“The object is to bring first-rate art to people who don’t usually attend shows,” Peter Bradley appealed to artists while organizing “The De Luxe show” (1971) in Houston, touted by many as the first racially integrated exhibition in the U.S. “It will be of easy access to housewives, children, laborers; the people.” Bradley was a pioneer in more ways than this. He was prescient in using acrylic gel paint in the sixties, then a new medium. In his second exhibition at Karma, he continues to employ the material within recent microbial and watery paintings.
In these large-scale works, which bear lines of different media, including acrylic, sand and glass, Bradley employs a wet-canvas technique wherein he pours pigments onto unstretched, damp canvas. His images describe depths, delineating phantom, watery spaces flecked with movement and collisions. Scrapple From The Apple (2021) mushrooms out from twin nexuses, with a texture both glassy and deep, like the iris of an eye. This is offset by splatters of what looks like wax or encaustic, interrupting the seep of paint. Elsewhere, washes both liquid and thick are interrupted by clusters of fluorescent roe or globs of earwax-like material that have slipped from their original locations, threatening to fall off the canvases entirely.
The work’s titles provide insight into the universe of the mind that created these works. Many titles are influenced by jazz and allude, perhaps, to the irregularly rhythmic gestures within these paintings. Catch It Willie (2015) references Major League Baseball player Willie Mays’s infamous over-the-shoulder catch from nearly a half century before. The plane of the canvas captures the moment of impact: a shadowy, violet form in the background meets an explosion of neon green-and-orange splinters of paint. —Lisa Yin Zhang
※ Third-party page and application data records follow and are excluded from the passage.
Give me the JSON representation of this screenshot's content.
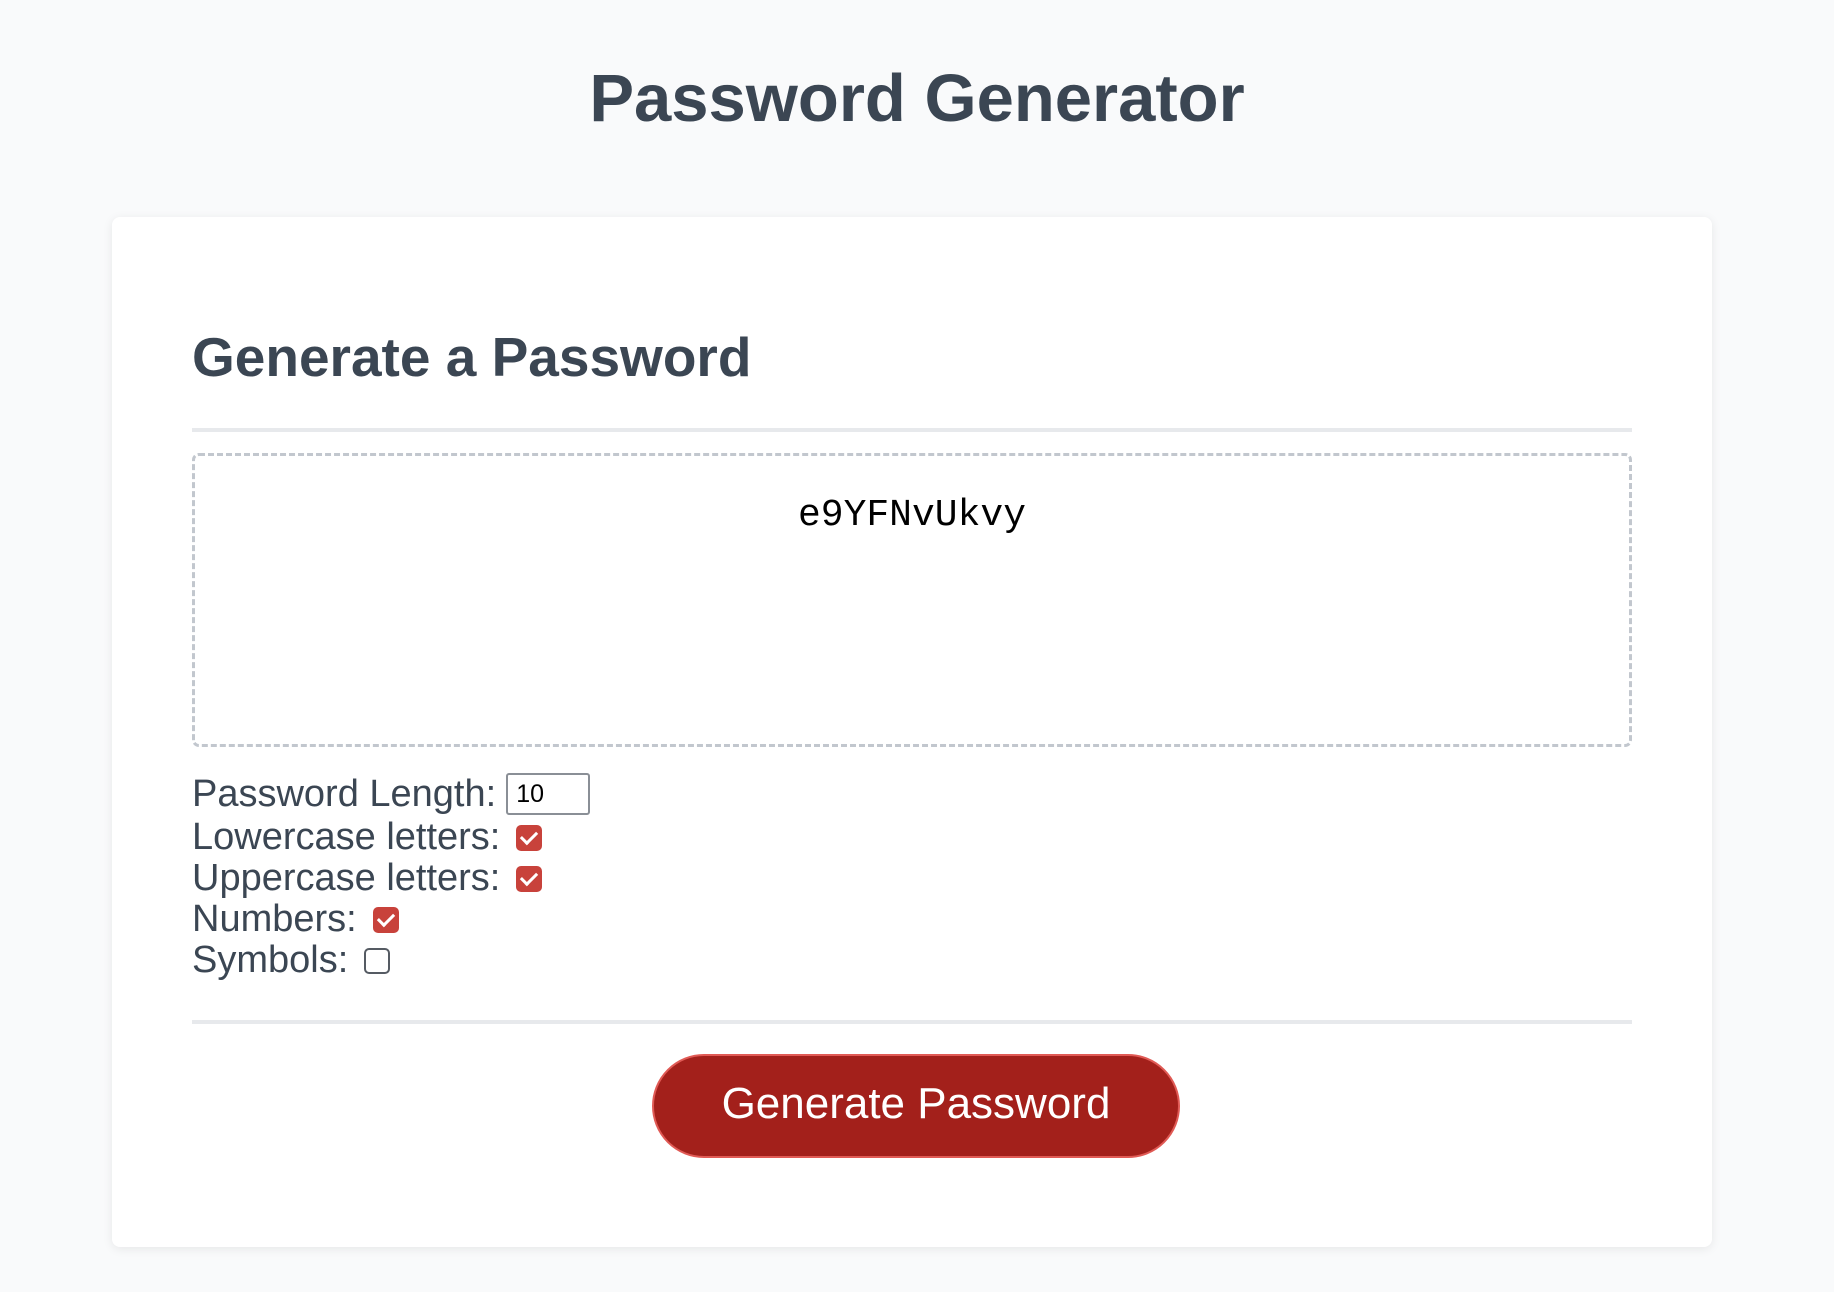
{
  "page": {
    "title": "Password Generator"
  },
  "card": {
    "header": "Generate a Password",
    "password": "e9YFNvUkvy",
    "options": {
      "length_label": "Password Length:",
      "length_value": "10",
      "lowercase_label": "Lowercase letters:",
      "lowercase_checked": true,
      "uppercase_label": "Uppercase letters:",
      "uppercase_checked": true,
      "numbers_label": "Numbers:",
      "numbers_checked": true,
      "symbols_label": "Symbols:",
      "symbols_checked": false
    },
    "button_label": "Generate Password"
  },
  "colors": {
    "accent": "#a3201b",
    "checkbox": "#c8423b",
    "text": "#3b4653",
    "background": "#f9fafb"
  }
}
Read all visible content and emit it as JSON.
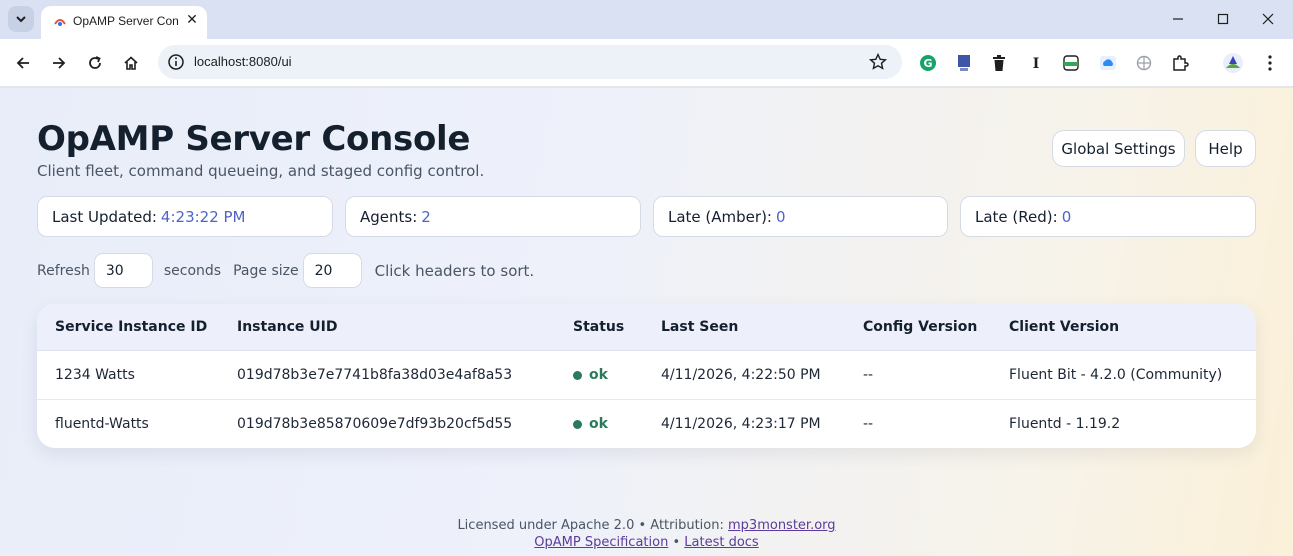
{
  "browser": {
    "tab_title": "OpAMP Server Con",
    "url": "localhost:8080/ui"
  },
  "header": {
    "title": "OpAMP Server Console",
    "subtitle": "Client fleet, command queueing, and staged config control.",
    "global_settings_label": "Global Settings",
    "help_label": "Help"
  },
  "stats": [
    {
      "label": "Last Updated:",
      "value": "4:23:22 PM"
    },
    {
      "label": "Agents:",
      "value": "2"
    },
    {
      "label": "Late (Amber):",
      "value": "0"
    },
    {
      "label": "Late (Red):",
      "value": "0"
    }
  ],
  "controls": {
    "refresh_label": "Refresh",
    "refresh_value": "30",
    "seconds_label": "seconds",
    "page_size_label": "Page size",
    "page_size_value": "20",
    "sort_hint": "Click headers to sort."
  },
  "table": {
    "columns": [
      "Service Instance ID",
      "Instance UID",
      "Status",
      "Last Seen",
      "Config Version",
      "Client Version"
    ],
    "rows": [
      {
        "service_id": "1234 Watts",
        "uid": "019d78b3e7e7741b8fa38d03e4af8a53",
        "status": "ok",
        "last_seen": "4/11/2026, 4:22:50 PM",
        "config_version": "--",
        "client_version": "Fluent Bit - 4.2.0 (Community)"
      },
      {
        "service_id": "fluentd-Watts",
        "uid": "019d78b3e85870609e7df93b20cf5d55",
        "status": "ok",
        "last_seen": "4/11/2026, 4:23:17 PM",
        "config_version": "--",
        "client_version": "Fluentd - 1.19.2"
      }
    ]
  },
  "footer": {
    "license_text": "Licensed under Apache 2.0 • Attribution:",
    "attribution_link": "mp3monster.org",
    "spec_link": "OpAMP Specification",
    "separator": "•",
    "docs_link": "Latest docs"
  },
  "colors": {
    "accent": "#4f63c9",
    "status_ok": "#2b7a5b",
    "link": "#5b3b9b"
  }
}
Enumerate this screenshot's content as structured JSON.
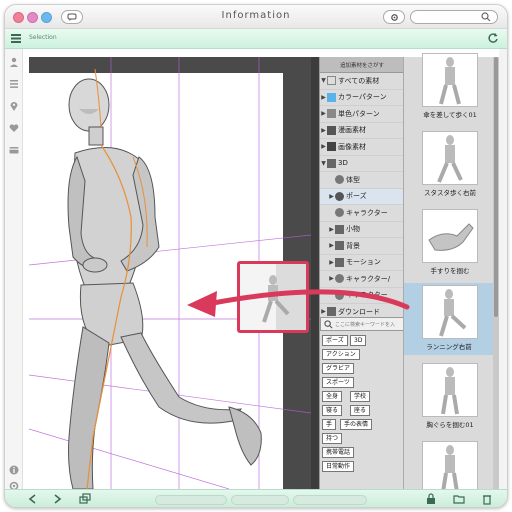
{
  "window": {
    "title": "Information",
    "accent": "#d93a5b"
  },
  "tabbar": {
    "label": "Selection"
  },
  "panel": {
    "header": "追加素材をさがす",
    "tree": [
      {
        "label": "すべての素材",
        "expand": "▼",
        "icon": "folder-icon"
      },
      {
        "label": "カラーパターン",
        "expand": "▶",
        "icon": "pattern-icon"
      },
      {
        "label": "単色パターン",
        "expand": "▶",
        "icon": "pattern-icon"
      },
      {
        "label": "漫画素材",
        "expand": "▶",
        "icon": "comic-icon"
      },
      {
        "label": "画像素材",
        "expand": "▶",
        "icon": "image-icon"
      },
      {
        "label": "3D",
        "expand": "▼",
        "icon": "cube-icon"
      },
      {
        "label": "体型",
        "expand": "",
        "icon": "body-icon"
      },
      {
        "label": "ポーズ",
        "expand": "▶",
        "icon": "pose-icon"
      },
      {
        "label": "キャラクター",
        "expand": "",
        "icon": "character-icon"
      },
      {
        "label": "小物",
        "expand": "▶",
        "icon": "object-icon"
      },
      {
        "label": "背景",
        "expand": "▶",
        "icon": "background-icon"
      },
      {
        "label": "モーション",
        "expand": "▶",
        "icon": "motion-icon"
      },
      {
        "label": "キャラクター/",
        "expand": "▶",
        "icon": "character-icon"
      },
      {
        "label": "キャラクター",
        "expand": "",
        "icon": "character-icon"
      },
      {
        "label": "ダウンロード",
        "expand": "▶",
        "icon": "download-icon"
      }
    ],
    "search_placeholder": "ここに検索キーワードを入"
  },
  "tags": [
    {
      "label": "ポーズ"
    },
    {
      "label": "3D"
    },
    {
      "label": "アクション"
    },
    {
      "label": "グラビア"
    },
    {
      "label": "スポーツ"
    },
    {
      "label": "全身"
    },
    {
      "label": "学校"
    },
    {
      "label": "寝る"
    },
    {
      "label": "座る"
    },
    {
      "label": "手"
    },
    {
      "label": "手の表情"
    },
    {
      "label": "持つ"
    },
    {
      "label": "携帯電話"
    },
    {
      "label": "日常動作"
    }
  ],
  "thumbnails": [
    {
      "caption": "傘を差して歩く01",
      "selected": false
    },
    {
      "caption": "スタスタ歩く右前",
      "selected": false
    },
    {
      "caption": "手すりを掴む",
      "selected": false
    },
    {
      "caption": "ランニング右前",
      "selected": true
    },
    {
      "caption": "胸ぐらを掴む01",
      "selected": false
    },
    {
      "caption": "",
      "selected": false
    }
  ]
}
Peter Bradley, Coravilas, 2021. Acrylic on canvas, 77 × 131 inches.